▸ Problem to solve
What you return should be the full listing, exactly as given.

▸ Source data
╔══
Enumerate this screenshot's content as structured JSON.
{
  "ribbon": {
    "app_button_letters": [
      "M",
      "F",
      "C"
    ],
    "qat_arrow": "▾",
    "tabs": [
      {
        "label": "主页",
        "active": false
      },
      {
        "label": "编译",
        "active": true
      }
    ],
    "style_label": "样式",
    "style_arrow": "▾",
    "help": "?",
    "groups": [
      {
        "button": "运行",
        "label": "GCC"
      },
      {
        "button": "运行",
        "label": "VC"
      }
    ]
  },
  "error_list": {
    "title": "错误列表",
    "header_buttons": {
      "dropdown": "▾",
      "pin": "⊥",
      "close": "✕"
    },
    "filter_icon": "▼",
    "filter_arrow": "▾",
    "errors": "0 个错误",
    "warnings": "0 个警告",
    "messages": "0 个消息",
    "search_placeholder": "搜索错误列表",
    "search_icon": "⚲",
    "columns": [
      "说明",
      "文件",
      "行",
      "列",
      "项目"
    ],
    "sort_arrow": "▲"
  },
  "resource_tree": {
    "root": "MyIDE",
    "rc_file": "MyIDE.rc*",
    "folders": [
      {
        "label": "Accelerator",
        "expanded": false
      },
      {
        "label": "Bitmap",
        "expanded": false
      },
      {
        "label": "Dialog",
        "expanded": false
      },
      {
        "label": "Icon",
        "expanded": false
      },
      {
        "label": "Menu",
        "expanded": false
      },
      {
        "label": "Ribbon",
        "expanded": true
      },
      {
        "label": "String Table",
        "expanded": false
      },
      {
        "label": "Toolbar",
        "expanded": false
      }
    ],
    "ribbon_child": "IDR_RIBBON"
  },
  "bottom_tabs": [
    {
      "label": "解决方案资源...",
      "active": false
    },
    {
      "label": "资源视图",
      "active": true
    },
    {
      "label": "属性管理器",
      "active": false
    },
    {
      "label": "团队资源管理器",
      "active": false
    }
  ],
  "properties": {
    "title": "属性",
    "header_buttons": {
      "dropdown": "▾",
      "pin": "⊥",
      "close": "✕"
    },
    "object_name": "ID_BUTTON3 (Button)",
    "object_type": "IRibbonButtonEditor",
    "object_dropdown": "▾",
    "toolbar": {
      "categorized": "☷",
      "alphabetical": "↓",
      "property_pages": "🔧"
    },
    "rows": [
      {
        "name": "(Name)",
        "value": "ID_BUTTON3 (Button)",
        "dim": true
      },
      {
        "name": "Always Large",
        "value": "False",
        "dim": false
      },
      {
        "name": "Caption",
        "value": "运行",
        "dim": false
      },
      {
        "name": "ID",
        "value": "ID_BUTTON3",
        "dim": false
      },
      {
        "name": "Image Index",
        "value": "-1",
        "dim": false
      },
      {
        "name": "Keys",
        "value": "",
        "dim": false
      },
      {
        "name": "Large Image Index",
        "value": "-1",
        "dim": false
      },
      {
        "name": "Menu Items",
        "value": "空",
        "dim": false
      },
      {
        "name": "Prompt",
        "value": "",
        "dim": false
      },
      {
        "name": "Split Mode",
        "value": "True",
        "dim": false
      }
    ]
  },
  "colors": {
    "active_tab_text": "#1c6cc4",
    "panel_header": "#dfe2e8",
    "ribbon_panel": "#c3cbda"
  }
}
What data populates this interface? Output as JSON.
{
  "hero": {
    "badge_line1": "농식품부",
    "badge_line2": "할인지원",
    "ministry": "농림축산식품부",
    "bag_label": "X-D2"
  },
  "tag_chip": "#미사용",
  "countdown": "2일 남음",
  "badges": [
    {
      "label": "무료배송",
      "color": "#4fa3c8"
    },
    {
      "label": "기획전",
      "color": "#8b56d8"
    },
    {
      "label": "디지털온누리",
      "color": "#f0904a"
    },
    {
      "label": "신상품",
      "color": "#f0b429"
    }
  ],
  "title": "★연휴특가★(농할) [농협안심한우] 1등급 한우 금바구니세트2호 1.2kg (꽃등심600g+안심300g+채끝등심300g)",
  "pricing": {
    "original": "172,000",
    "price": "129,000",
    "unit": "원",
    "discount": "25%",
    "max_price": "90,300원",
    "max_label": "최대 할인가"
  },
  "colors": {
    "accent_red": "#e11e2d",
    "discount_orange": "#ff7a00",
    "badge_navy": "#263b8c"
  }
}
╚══
▸ Response
Enumerate this screenshot's content as structured JSON.
{
  "ribbon": {
    "app_button_letters": [
      "M",
      "F",
      "C"
    ],
    "qat_arrow": "▾",
    "tabs": [
      {
        "label": "主页",
        "active": false
      },
      {
        "label": "编译",
        "active": true
      }
    ],
    "style_label": "样式",
    "style_arrow": "▾",
    "help": "?",
    "groups": [
      {
        "button": "运行",
        "label": "GCC"
      },
      {
        "button": "运行",
        "label": "VC"
      }
    ]
  },
  "error_list": {
    "title": "错误列表",
    "header_buttons": {
      "dropdown": "▾",
      "pin": "⊥",
      "close": "✕"
    },
    "filter_icon": "▼",
    "filter_arrow": "▾",
    "errors": "0 个错误",
    "warnings": "0 个警告",
    "messages": "0 个消息",
    "search_placeholder": "搜索错误列表",
    "search_icon": "⚲",
    "columns": [
      "说明",
      "文件",
      "行",
      "列",
      "项目"
    ],
    "sort_arrow": "▲"
  },
  "resource_tree": {
    "root": "MyIDE",
    "rc_file": "MyIDE.rc*",
    "folders": [
      {
        "label": "Accelerator",
        "expanded": false
      },
      {
        "label": "Bitmap",
        "expanded": false
      },
      {
        "label": "Dialog",
        "expanded": false
      },
      {
        "label": "Icon",
        "expanded": false
      },
      {
        "label": "Menu",
        "expanded": false
      },
      {
        "label": "Ribbon",
        "expanded": true
      },
      {
        "label": "String Table",
        "expanded": false
      },
      {
        "label": "Toolbar",
        "expanded": false
      }
    ],
    "ribbon_child": "IDR_RIBBON"
  },
  "bottom_tabs": [
    {
      "label": "解决方案资源...",
      "active": false
    },
    {
      "label": "资源视图",
      "active": true
    },
    {
      "label": "属性管理器",
      "active": false
    },
    {
      "label": "团队资源管理器",
      "active": false
    }
  ],
  "properties": {
    "title": "属性",
    "header_buttons": {
      "dropdown": "▾",
      "pin": "⊥",
      "close": "✕"
    },
    "object_name": "ID_BUTTON3 (Button)",
    "object_type": "IRibbonButtonEditor",
    "object_dropdown": "▾",
    "toolbar": {
      "categorized": "☷",
      "alphabetical": "↓",
      "property_pages": "🔧"
    },
    "rows": [
      {
        "name": "(Name)",
        "value": "ID_BUTTON3 (Button)",
        "dim": true
      },
      {
        "name": "Always Large",
        "value": "False",
        "dim": false
      },
      {
        "name": "Caption",
        "value": "运行",
        "dim": false
      },
      {
        "name": "ID",
        "value": "ID_BUTTON3",
        "dim": false
      },
      {
        "name": "Image Index",
        "value": "-1",
        "dim": false
      },
      {
        "name": "Keys",
        "value": "",
        "dim": false
      },
      {
        "name": "Large Image Index",
        "value": "-1",
        "dim": false
      },
      {
        "name": "Menu Items",
        "value": "空",
        "dim": false
      },
      {
        "name": "Prompt",
        "value": "",
        "dim": false
      },
      {
        "name": "Split Mode",
        "value": "True",
        "dim": false
      }
    ]
  },
  "colors": {
    "active_tab_text": "#1c6cc4",
    "panel_header": "#dfe2e8",
    "ribbon_panel": "#c3cbda"
  }
}
What data populates this interface? Output as JSON.
{
  "hero": {
    "badge_line1": "농식품부",
    "badge_line2": "할인지원",
    "ministry": "농림축산식품부",
    "bag_label": "X-D2"
  },
  "tag_chip": "#미사용",
  "countdown": "2일 남음",
  "badges": [
    {
      "label": "무료배송",
      "color": "#4fa3c8"
    },
    {
      "label": "기획전",
      "color": "#8b56d8"
    },
    {
      "label": "디지털온누리",
      "color": "#f0904a"
    },
    {
      "label": "신상품",
      "color": "#f0b429"
    }
  ],
  "title": "★연휴특가★(농할) [농협안심한우] 1등급 한우 금바구니세트2호 1.2kg (꽃등심600g+안심300g+채끝등심300g)",
  "pricing": {
    "original": "172,000",
    "price": "129,000",
    "unit": "원",
    "discount": "25%",
    "max_price": "90,300원",
    "max_label": "최대 할인가"
  },
  "colors": {
    "accent_red": "#e11e2d",
    "discount_orange": "#ff7a00",
    "badge_navy": "#263b8c"
  }
}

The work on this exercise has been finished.